If you’re looking for a new comic to dive into, you’ll find your next favorite series below.
- The League of Extraordinary Gentlemen
The League of Extraordinary Gentlemen comic is an award-winning comic book series written by Alan Moore. The story itself is a complex tale of the lives of various fictional literary characters, most of whom are Victorian-era fictional characters. It made use of a vast number of characters from various works, including fictional and historical characters, and from other comic books such as Tom Strong and The Tomorrow Men.
- The Walking Dead
The Walking Dead, a popular comic book series, was authored by Robert Kirkman. Image Comics published the series where the AMC television series has the same name. The Walking Dead tells the story of a small group of survivors living in the aftermath of a zombie apocalypse.
Akira is a Japanese comic written and illustrated by Katsuhiro Otomo, and it was first published in 1982. It tells the story of a teenage boy named Tetsuo Shima as he accidentally gains immense physical powers and becomes a danger to society. Akira was a pioneer of post-apocalyptic cyberpunk manga, as well as displaying Otomo’s trademark, highly detailed art style.
- The Killing Joke
The Killing Joke, released in 1988 by D.C. Comics, is a Batman story, featuring the Joker. Alan Moore wrote it and Brian Bolland penciled it. The Killing Joke is widely considered to be the definitive Joker story and is also frequently cited among the greatest stories ever told and the best Batman stories. In the book, Joker kidnaps Commissioner James Gordon, shoots and paralyzes his daughter, Barbara, and forces him to make a difficult choice. The story is told through sequential art segments interspersed with pages of prose.
- City of Glass

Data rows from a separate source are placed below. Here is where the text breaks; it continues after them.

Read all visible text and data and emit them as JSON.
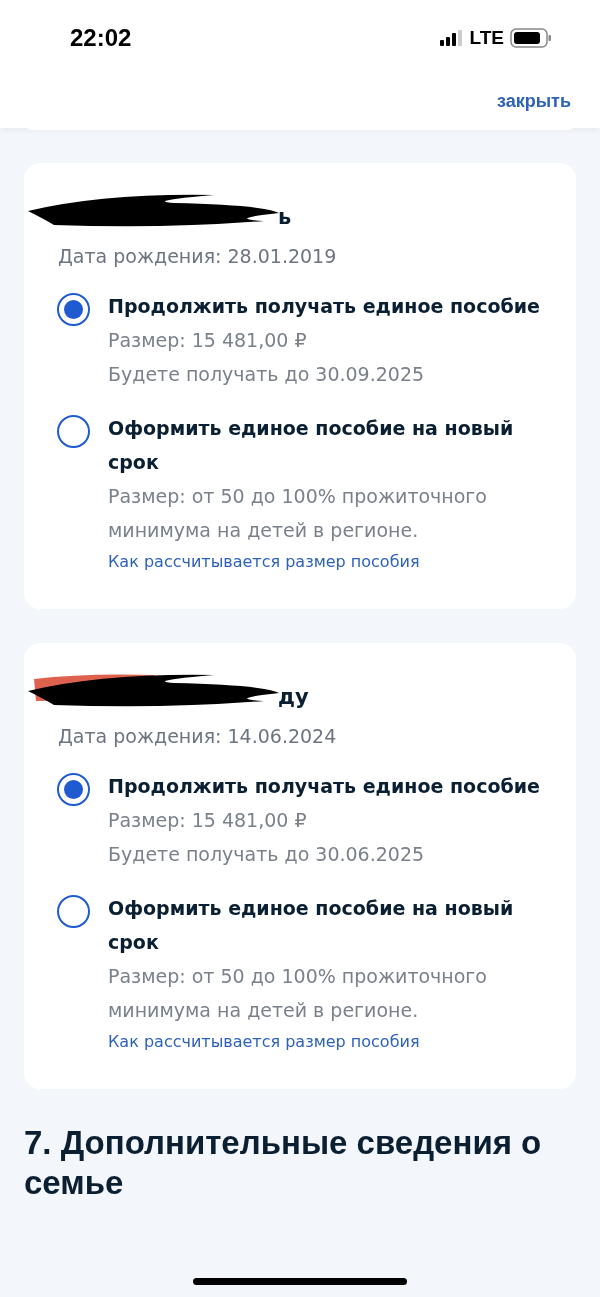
{
  "status_bar": {
    "time": "22:02",
    "network": "LTE"
  },
  "header": {
    "close_link": "закрыть"
  },
  "children": [
    {
      "name_visible": "ь",
      "birth_date": "Дата рождения: 28.01.2019",
      "options": [
        {
          "title": "Продолжить получать единое пособие",
          "selected": true,
          "lines": [
            "Размер: 15 481,00 ₽",
            "Будете получать до 30.09.2025"
          ]
        },
        {
          "title": "Оформить единое пособие на новый срок",
          "selected": false,
          "lines": [
            "Размер: от 50 до 100% прожиточного минимума на детей в регионе."
          ],
          "link": "Как рассчитывается размер пособия"
        }
      ]
    },
    {
      "name_visible": "ду",
      "birth_date": "Дата рождения: 14.06.2024",
      "options": [
        {
          "title": "Продолжить получать единое пособие",
          "selected": true,
          "lines": [
            "Размер: 15 481,00 ₽",
            "Будете получать до 30.06.2025"
          ]
        },
        {
          "title": "Оформить единое пособие на новый срок",
          "selected": false,
          "lines": [
            "Размер: от 50 до 100% прожиточного минимума на детей в регионе."
          ],
          "link": "Как рассчитывается размер пособия"
        }
      ]
    }
  ],
  "section_heading": "7. Дополнительные сведения о семье"
}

City of Glass comic is the story of Alexandria, a former superhero who now works as a private detective and infrequently as a blogger. The series has been praised for its art and plotting, which manage to make the story accessible without compromising the complexity of the plot.
- The Complete Maus
The story of Maus by Art Spiegelman was the first graphic novel ever to win the Pulitzer Prize for literature. This impressive book is based on the author’s father, an Auschwitz survivor, and his experiences during the Holocaust, which was shared with him by his father before he died. Although both the author’s father and mother are depicted in the book, the main character is Art Spiegelman himself.
Hellboy is a superhero in the same vein as Batman and Superman, although the Hellboy comics are a lot darker in tone than most superhero stories. Created by Mike Mignola in 1994, Hellboy is a demon summoned by Nazi occultists who must fight his destiny to bring about the end of the world. (The first issue of the Hellboy comic series has the hero fighting a giant octopus, which is pretty much the best way to start any comic book ever.)
- Y: The Last Man
Y: The Last Man is an original comic series written by Brian K. Vaughan. The comic tells the story of Yorick Brown, the last surviving man, and his pet monkey, Ampersand. Together they travel the U.S. in search of Yorick’s girlfriend Beth and his Capuchin monkey (and best friend), a pet named ‘Ampersand.’ The comic began publication in 2002 and is still being published today.
The comic tells the story of a group of crime fighters formed in the mid-1920s as the brainchild of reformed criminal Adrian Veidt, who theorized that the criminal element in the world had grown so powerful as to be beyond the ability of law enforcement agencies to combat them. He gathers an elite team of “heroes” who dispense their own brand of vigilante justice and call themselves “the Watchmen.”
- V for Vendetta
Alan Moore’s V for Vendetta comic was first published in the U.K. in 1982. It is set in a near-future Britain after a nuclear war. Its main character is a mysterious anarchist known as “V” who fights against the fascist police state that controls the country. It has been controversial for its political content, which includes graphic violence and how it alludes to abuse in the Roman Catholic Church.